[Dataset records Boundary: Start]
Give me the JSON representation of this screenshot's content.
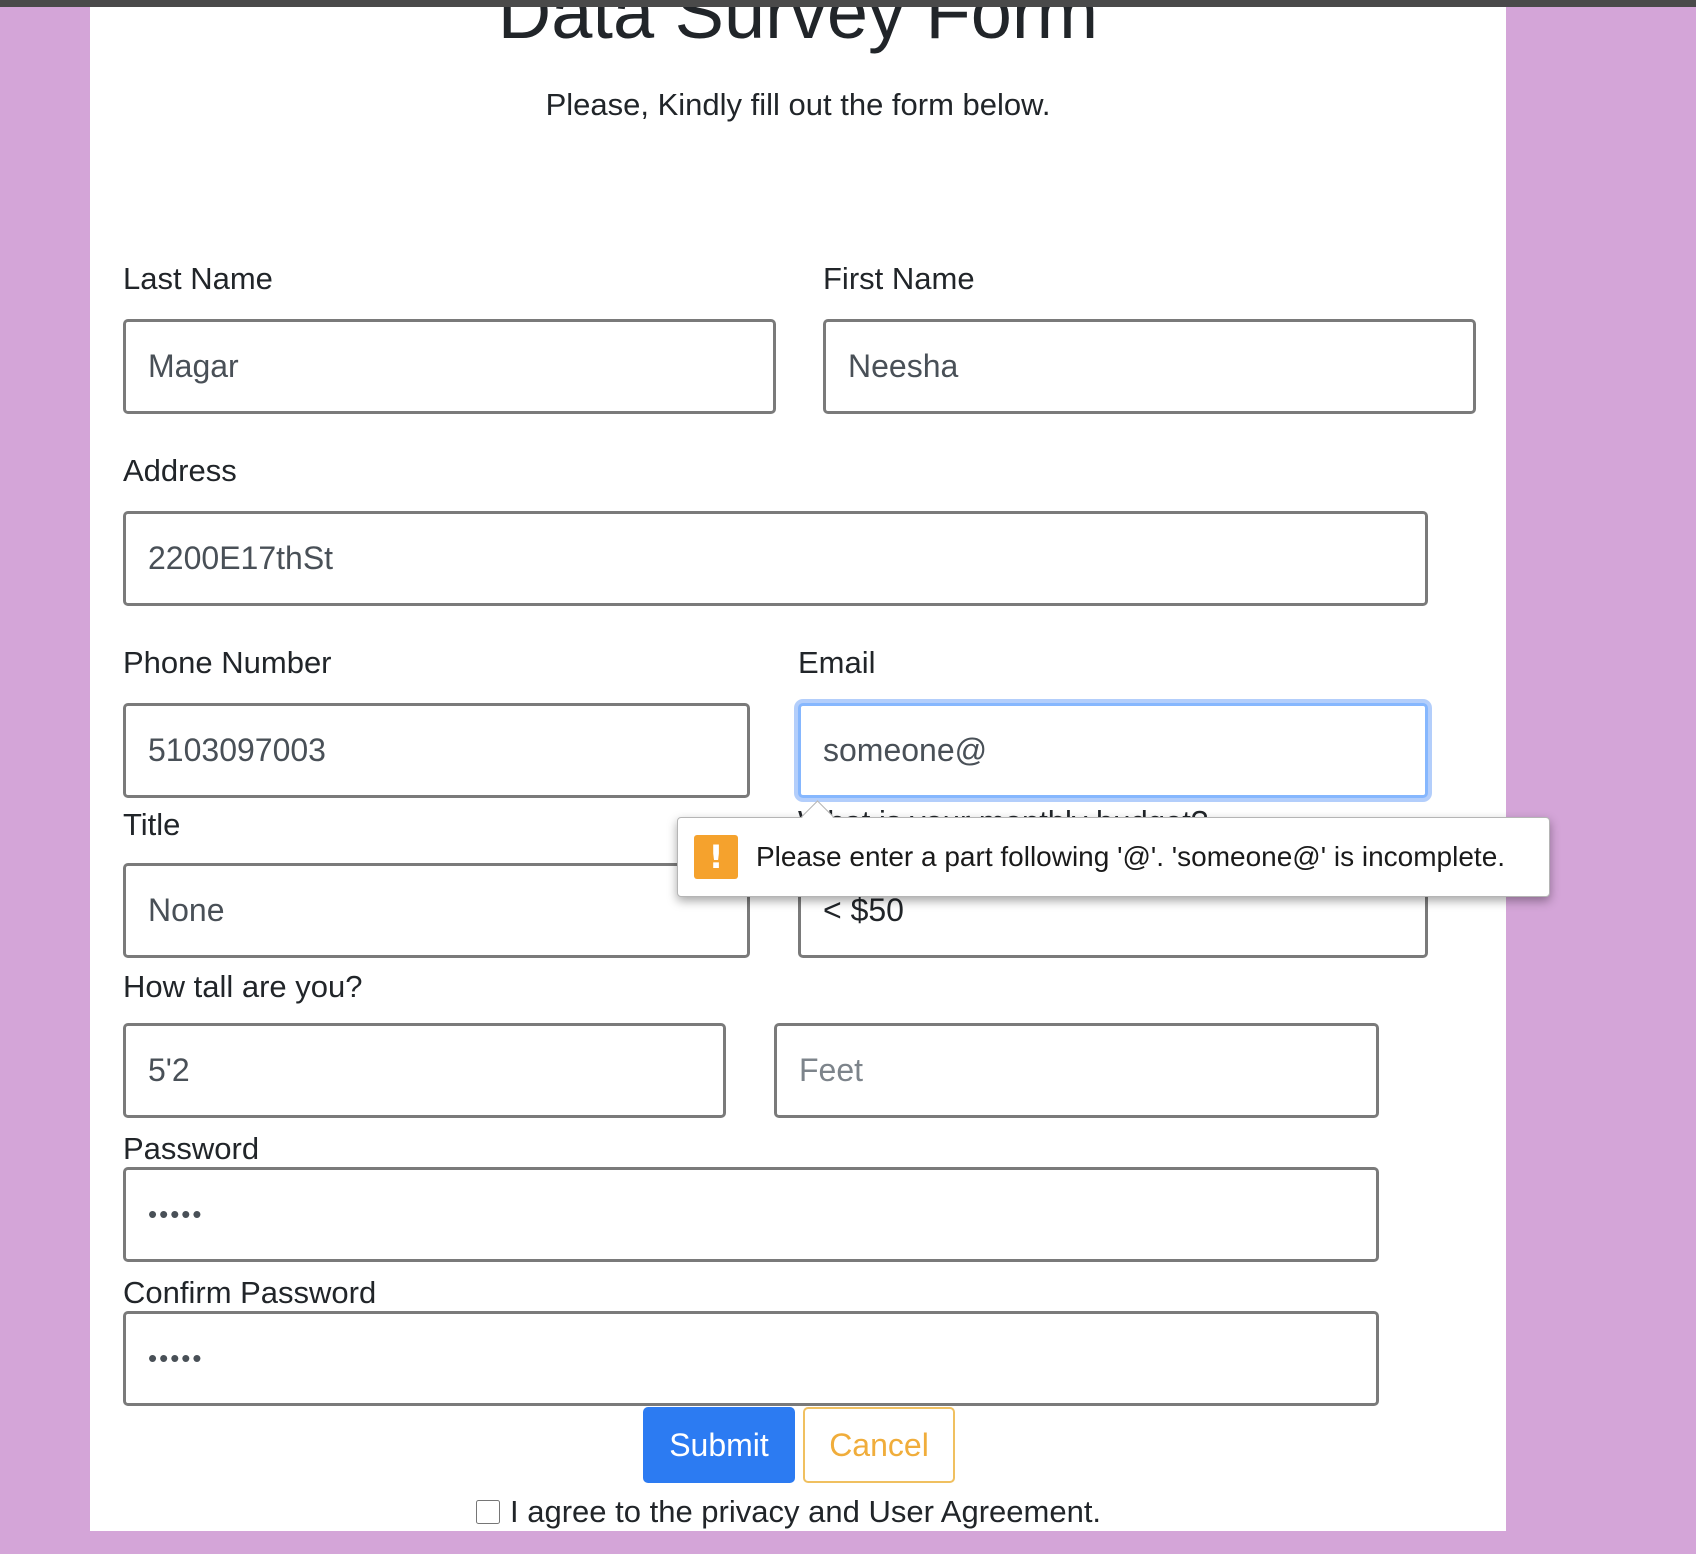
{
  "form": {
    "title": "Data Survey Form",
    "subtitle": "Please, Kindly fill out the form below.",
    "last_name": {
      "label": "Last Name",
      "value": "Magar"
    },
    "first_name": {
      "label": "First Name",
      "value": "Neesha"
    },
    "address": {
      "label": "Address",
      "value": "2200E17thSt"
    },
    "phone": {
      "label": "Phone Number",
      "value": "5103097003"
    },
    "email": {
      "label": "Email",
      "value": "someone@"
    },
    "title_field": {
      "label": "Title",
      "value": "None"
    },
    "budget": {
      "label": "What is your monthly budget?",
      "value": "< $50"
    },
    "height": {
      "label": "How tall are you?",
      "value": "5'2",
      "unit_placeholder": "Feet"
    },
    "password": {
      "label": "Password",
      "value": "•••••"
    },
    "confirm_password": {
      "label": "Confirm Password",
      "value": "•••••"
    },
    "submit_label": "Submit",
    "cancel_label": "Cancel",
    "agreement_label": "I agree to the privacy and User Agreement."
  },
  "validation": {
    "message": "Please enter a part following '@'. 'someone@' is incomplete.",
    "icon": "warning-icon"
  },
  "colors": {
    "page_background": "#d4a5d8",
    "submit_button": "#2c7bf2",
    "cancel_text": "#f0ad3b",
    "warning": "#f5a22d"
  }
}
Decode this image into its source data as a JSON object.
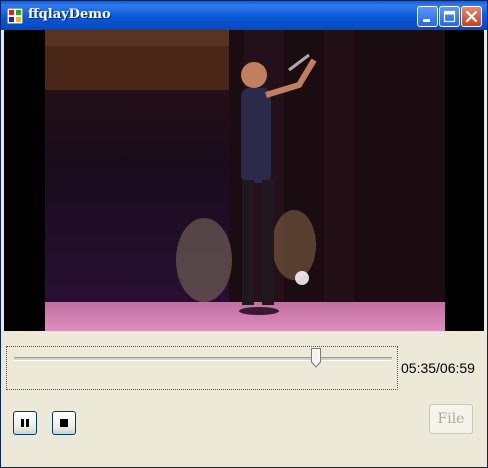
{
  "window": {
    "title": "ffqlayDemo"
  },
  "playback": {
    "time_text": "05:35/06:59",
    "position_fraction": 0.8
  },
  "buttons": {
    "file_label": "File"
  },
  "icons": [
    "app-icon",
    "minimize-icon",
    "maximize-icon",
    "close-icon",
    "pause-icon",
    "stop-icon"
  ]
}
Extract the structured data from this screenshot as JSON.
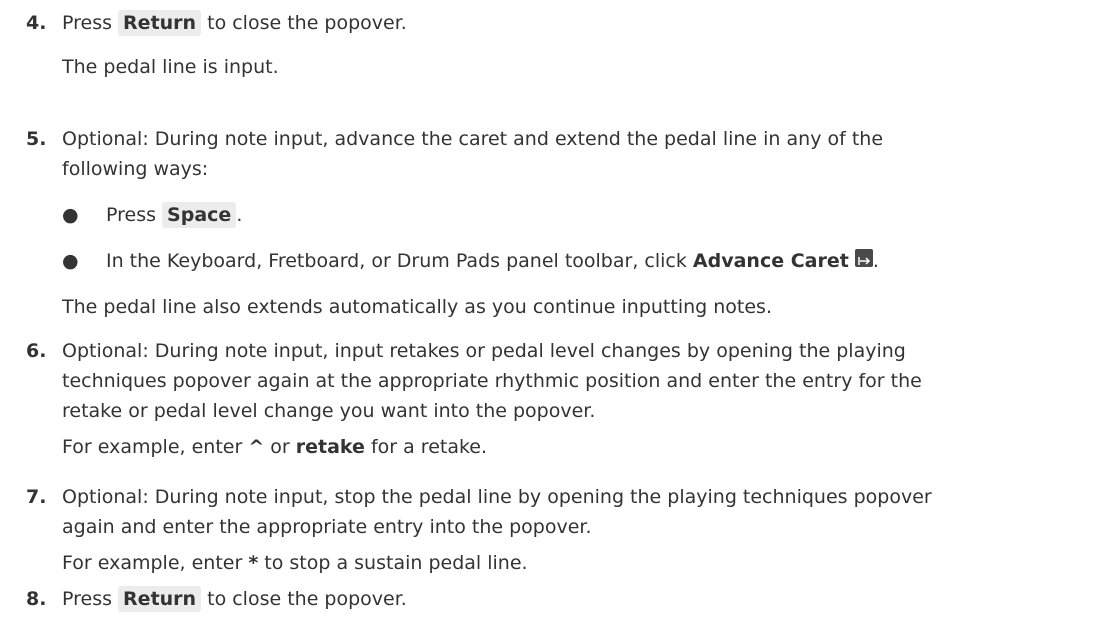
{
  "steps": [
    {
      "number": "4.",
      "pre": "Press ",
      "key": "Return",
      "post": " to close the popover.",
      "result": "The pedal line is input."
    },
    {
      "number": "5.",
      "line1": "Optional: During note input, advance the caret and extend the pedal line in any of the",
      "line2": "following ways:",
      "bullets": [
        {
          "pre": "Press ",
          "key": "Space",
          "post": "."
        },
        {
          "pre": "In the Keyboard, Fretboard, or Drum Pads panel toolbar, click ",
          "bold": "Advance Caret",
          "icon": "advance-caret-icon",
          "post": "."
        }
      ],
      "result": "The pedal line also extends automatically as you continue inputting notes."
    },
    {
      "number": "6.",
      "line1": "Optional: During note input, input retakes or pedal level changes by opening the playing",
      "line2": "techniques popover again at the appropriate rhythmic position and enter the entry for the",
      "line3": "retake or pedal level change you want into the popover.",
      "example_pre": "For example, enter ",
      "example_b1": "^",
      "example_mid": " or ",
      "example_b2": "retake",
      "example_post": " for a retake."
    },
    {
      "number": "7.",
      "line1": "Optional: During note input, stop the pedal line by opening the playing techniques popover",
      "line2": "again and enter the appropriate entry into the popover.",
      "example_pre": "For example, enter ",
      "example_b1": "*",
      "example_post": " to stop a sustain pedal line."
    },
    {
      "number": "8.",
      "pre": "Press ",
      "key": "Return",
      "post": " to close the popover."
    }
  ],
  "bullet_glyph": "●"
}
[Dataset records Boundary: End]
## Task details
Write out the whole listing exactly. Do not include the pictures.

## Answer for the task
Give me the JSON representation of this screenshot's content.
{
  "form": {
    "title": "Data Survey Form",
    "subtitle": "Please, Kindly fill out the form below.",
    "last_name": {
      "label": "Last Name",
      "value": "Magar"
    },
    "first_name": {
      "label": "First Name",
      "value": "Neesha"
    },
    "address": {
      "label": "Address",
      "value": "2200E17thSt"
    },
    "phone": {
      "label": "Phone Number",
      "value": "5103097003"
    },
    "email": {
      "label": "Email",
      "value": "someone@"
    },
    "title_field": {
      "label": "Title",
      "value": "None"
    },
    "budget": {
      "label": "What is your monthly budget?",
      "value": "< $50"
    },
    "height": {
      "label": "How tall are you?",
      "value": "5'2",
      "unit_placeholder": "Feet"
    },
    "password": {
      "label": "Password",
      "value": "•••••"
    },
    "confirm_password": {
      "label": "Confirm Password",
      "value": "•••••"
    },
    "submit_label": "Submit",
    "cancel_label": "Cancel",
    "agreement_label": "I agree to the privacy and User Agreement."
  },
  "validation": {
    "message": "Please enter a part following '@'. 'someone@' is incomplete.",
    "icon": "warning-icon"
  },
  "colors": {
    "page_background": "#d4a5d8",
    "submit_button": "#2c7bf2",
    "cancel_text": "#f0ad3b",
    "warning": "#f5a22d"
  }
}
Decode this image into its source data as a JSON object.
{
  "window": {
    "title": "ffqlayDemo"
  },
  "playback": {
    "time_text": "05:35/06:59",
    "position_fraction": 0.8
  },
  "buttons": {
    "file_label": "File"
  },
  "icons": [
    "app-icon",
    "minimize-icon",
    "maximize-icon",
    "close-icon",
    "pause-icon",
    "stop-icon"
  ]
}
Extract the structured data from this screenshot as JSON.
{
  "steps": [
    {
      "number": "4.",
      "pre": "Press ",
      "key": "Return",
      "post": " to close the popover.",
      "result": "The pedal line is input."
    },
    {
      "number": "5.",
      "line1": "Optional: During note input, advance the caret and extend the pedal line in any of the",
      "line2": "following ways:",
      "bullets": [
        {
          "pre": "Press ",
          "key": "Space",
          "post": "."
        },
        {
          "pre": "In the Keyboard, Fretboard, or Drum Pads panel toolbar, click ",
          "bold": "Advance Caret",
          "icon": "advance-caret-icon",
          "post": "."
        }
      ],
      "result": "The pedal line also extends automatically as you continue inputting notes."
    },
    {
      "number": "6.",
      "line1": "Optional: During note input, input retakes or pedal level changes by opening the playing",
      "line2": "techniques popover again at the appropriate rhythmic position and enter the entry for the",
      "line3": "retake or pedal level change you want into the popover.",
      "example_pre": "For example, enter ",
      "example_b1": "^",
      "example_mid": " or ",
      "example_b2": "retake",
      "example_post": " for a retake."
    },
    {
      "number": "7.",
      "line1": "Optional: During note input, stop the pedal line by opening the playing techniques popover",
      "line2": "again and enter the appropriate entry into the popover.",
      "example_pre": "For example, enter ",
      "example_b1": "*",
      "example_post": " to stop a sustain pedal line."
    },
    {
      "number": "8.",
      "pre": "Press ",
      "key": "Return",
      "post": " to close the popover."
    }
  ],
  "bullet_glyph": "●"
}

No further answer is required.